Times Have Changed
Becoming a mother in the year 2012 is a drastically different experience than what my mother and her mother went through. Before you write me off and say “No sh*t Sherlock”, please allow me to delve a bit deeper into the differences I found remarkably interesting and the ironic conclusion I came to now that our baby has arrived and I’ve actually become a mother.
Throughout the Pregnancy
I arrived back at the Koozie office after a particularly exciting ultrasound around month 5 of the pregnancy. We started with the usual “I can’t believe you’re still walking to work.” comments followed up by my reassurance that walking to work was minimal exercise when one’s job required them to sit at a computer most of the day. Moving on, I began to describe what I’d seen at the ultrasound coupled with what developmental milestones I’d read that little baby R would be reaching about this time. “Oh, Jen! It’s too much!” she exclaimed. “In my day all I could be reasonably sure of was that he had a heartbeat and that was good enough for me!”
I’d never really put thought into what a drastically different experience this must be for me compared to what my grandmother or even my mother went through.

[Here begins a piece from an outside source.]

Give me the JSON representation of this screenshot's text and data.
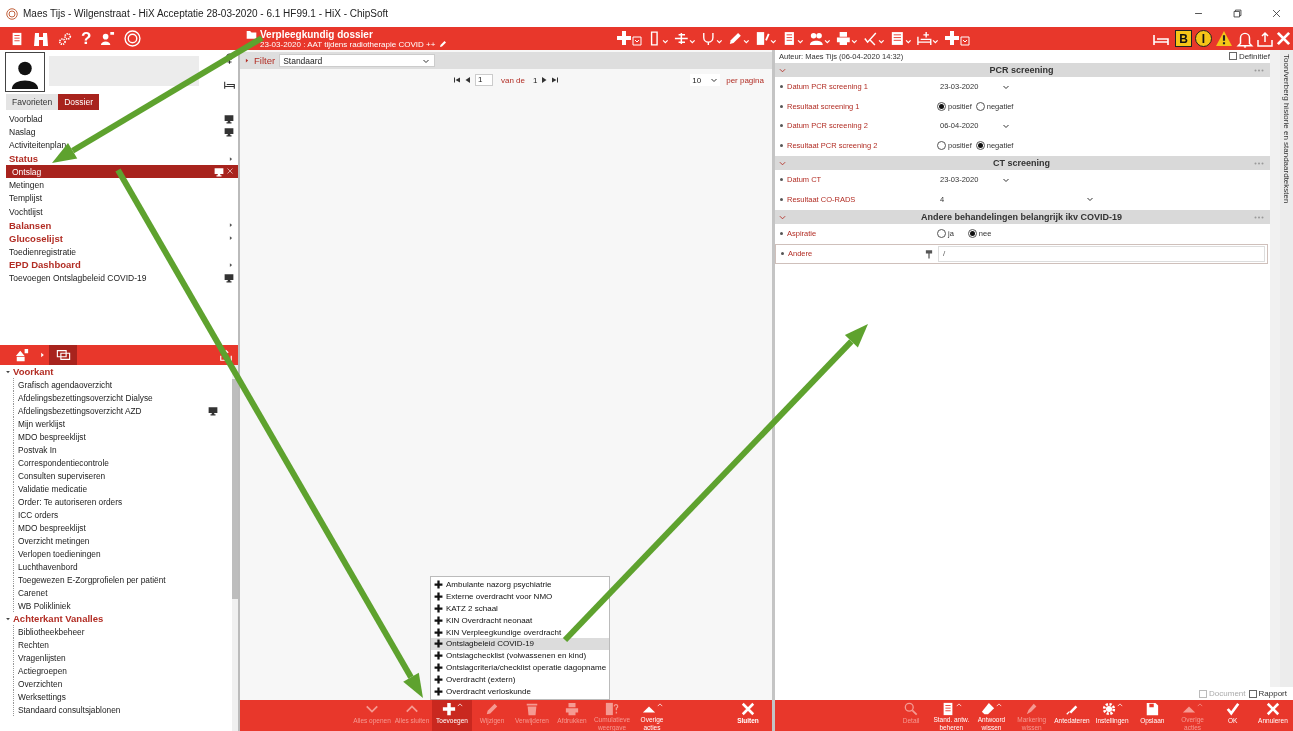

My mother was equally amazed each time I’d forward her an email of what the baby was developing when at the amount of information I already had about the fetus in my belly. I couldn’t imagine not knowing each and every thing that was going on and particularly could not imagine how anyone stood the surprise of waiting 9 months to find out the gender, how the baby had developed and how healthy he appeared to be. I am part of online mommy groups, have already done a reasonable amount of research I to potential problems and their solutions for when I have a newborn baby in my house and have already formed some strong opinions regarding the environment I’d like to provide for him as he develops.

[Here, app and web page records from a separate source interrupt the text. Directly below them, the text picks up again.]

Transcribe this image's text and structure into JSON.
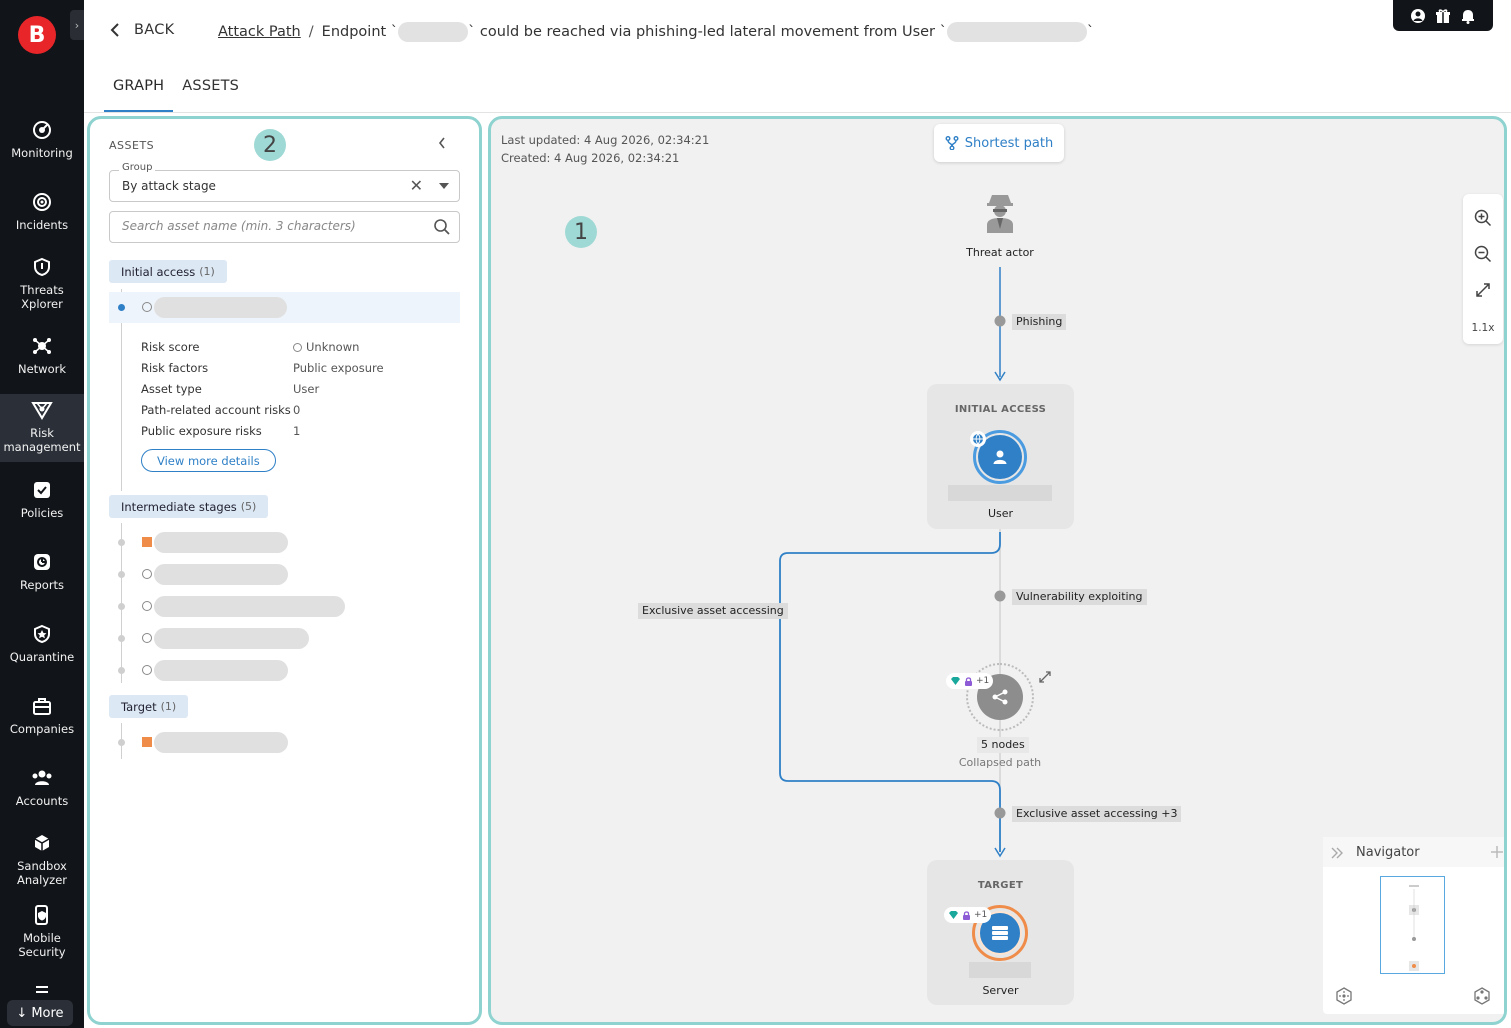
{
  "app": {
    "logo_letter": "B",
    "nav_items": [
      {
        "label": "Monitoring",
        "icon": "monitoring-icon"
      },
      {
        "label": "Incidents",
        "icon": "incidents-icon"
      },
      {
        "label": "Threats Xplorer",
        "icon": "shield-icon"
      },
      {
        "label": "Network",
        "icon": "network-icon"
      },
      {
        "label": "Risk management",
        "icon": "risk-management-icon",
        "active": true
      },
      {
        "label": "Policies",
        "icon": "policies-icon"
      },
      {
        "label": "Reports",
        "icon": "reports-icon"
      },
      {
        "label": "Quarantine",
        "icon": "quarantine-icon"
      },
      {
        "label": "Companies",
        "icon": "companies-icon"
      },
      {
        "label": "Accounts",
        "icon": "accounts-icon"
      },
      {
        "label": "Sandbox Analyzer",
        "icon": "sandbox-icon"
      },
      {
        "label": "Mobile Security",
        "icon": "mobile-security-icon"
      }
    ],
    "more_label": "More"
  },
  "header": {
    "back_label": "BACK",
    "breadcrumb_link": "Attack Path",
    "breadcrumb_sep": "/",
    "title_part1": "Endpoint `",
    "title_part2": "` could be reached via phishing-led lateral movement from User `",
    "title_part3": "`",
    "top_icons": [
      "user-icon",
      "gift-icon",
      "bell-icon"
    ]
  },
  "tabs": [
    {
      "label": "GRAPH",
      "active": true
    },
    {
      "label": "ASSETS",
      "active": false
    }
  ],
  "assets_panel": {
    "title": "ASSETS",
    "annotation": "2",
    "group_legend": "Group",
    "group_value": "By attack stage",
    "search_placeholder": "Search asset name (min. 3 characters)",
    "stages": [
      {
        "label": "Initial access",
        "count": "(1)"
      },
      {
        "label": "Intermediate stages",
        "count": "(5)"
      },
      {
        "label": "Target",
        "count": "(1)"
      }
    ],
    "details": [
      {
        "key": "Risk score",
        "value": "Unknown"
      },
      {
        "key": "Risk factors",
        "value": "Public exposure"
      },
      {
        "key": "Asset type",
        "value": "User"
      },
      {
        "key": "Path-related account risks",
        "value": "0"
      },
      {
        "key": "Public exposure risks",
        "value": "1"
      }
    ],
    "view_more": "View more details"
  },
  "graph": {
    "annotation": "1",
    "last_updated": "Last updated: 4 Aug 2026, 02:34:21",
    "created": "Created: 4 Aug 2026, 02:34:21",
    "shortest_path": "Shortest path",
    "zoom_level": "1.1x",
    "threat_actor": "Threat actor",
    "edge_phishing": "Phishing",
    "initial_access_label": "INITIAL ACCESS",
    "user_label": "User",
    "edge_vuln": "Vulnerability exploiting",
    "edge_exclusive": "Exclusive asset accessing",
    "collapsed_badge": "+1",
    "collapsed_nodes": "5 nodes",
    "collapsed_path": "Collapsed path",
    "edge_exclusive_plus": "Exclusive asset accessing +3",
    "target_label": "TARGET",
    "target_badge": "+1",
    "server_label": "Server",
    "navigator_title": "Navigator",
    "colors": {
      "accent": "#2f80c7",
      "highlight": "#8fd3d0",
      "target_ring": "#f08c4a"
    }
  }
}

Going Into Labor
Mother and grandmother were equally surprised at how prepared I as for the possibilities of labor. I had a bag packed prepared for every eventuality, exercises for if I was going to have a long labor, short labor or c-section as well as playlists to match. My grandmother applauded my foresight, my mother couldn’t believe how organized I’d become and this whole time, compared to other expecting mothers, I though i was just doing the bare minimum!
When it all “went down” I was mentally prepared and ok with the c-section I ended up needing and wasn’t frightened at all by the process. I had a wealth of information to share with my mother and grandmother and ended up teaching them quite a bit about the entire process. They listened as they always do, with curiosity, patience and an appropriate amount of shock and awe.
Baby R Comes Home
Three days were spent in the hospital recovering and a decent amount of that time I was on painkillers so strong that I’m not sure I remember exactly who did and did not come to visit. By the time I got home I was happy and exhausted and more than a little daunted by the night ahead of me, not to mention the years to come! I’d read all my books, prepared my nursery and had everything washed and ready for our big welcome home.
Being home was quite overwhelming despite all my preparation and best intentions. I spent three days in a fog of get up, nurse, sleep, change diaper, ice my incision, repeat. By the fourth day I cracked. Racking sobs, convinced I wasn’t going to be a good mother and ready to offer my mother any amount of money in the world to just stay in my home another few months (years?) to help me with the challenges that lay ahead. After I finished my good long cry and had a much needed shower, I didn’t find my answers or reassurance in a book and found some solace from the online mommy groups but I learned my best lesson from my mom and mother in law who both said “This too shall pass.” hugged me and rubbed my back. That was the best lesson of all and it wasn’t in a single blog post or book that I’d read. The important things in life, are still best learned from the heart.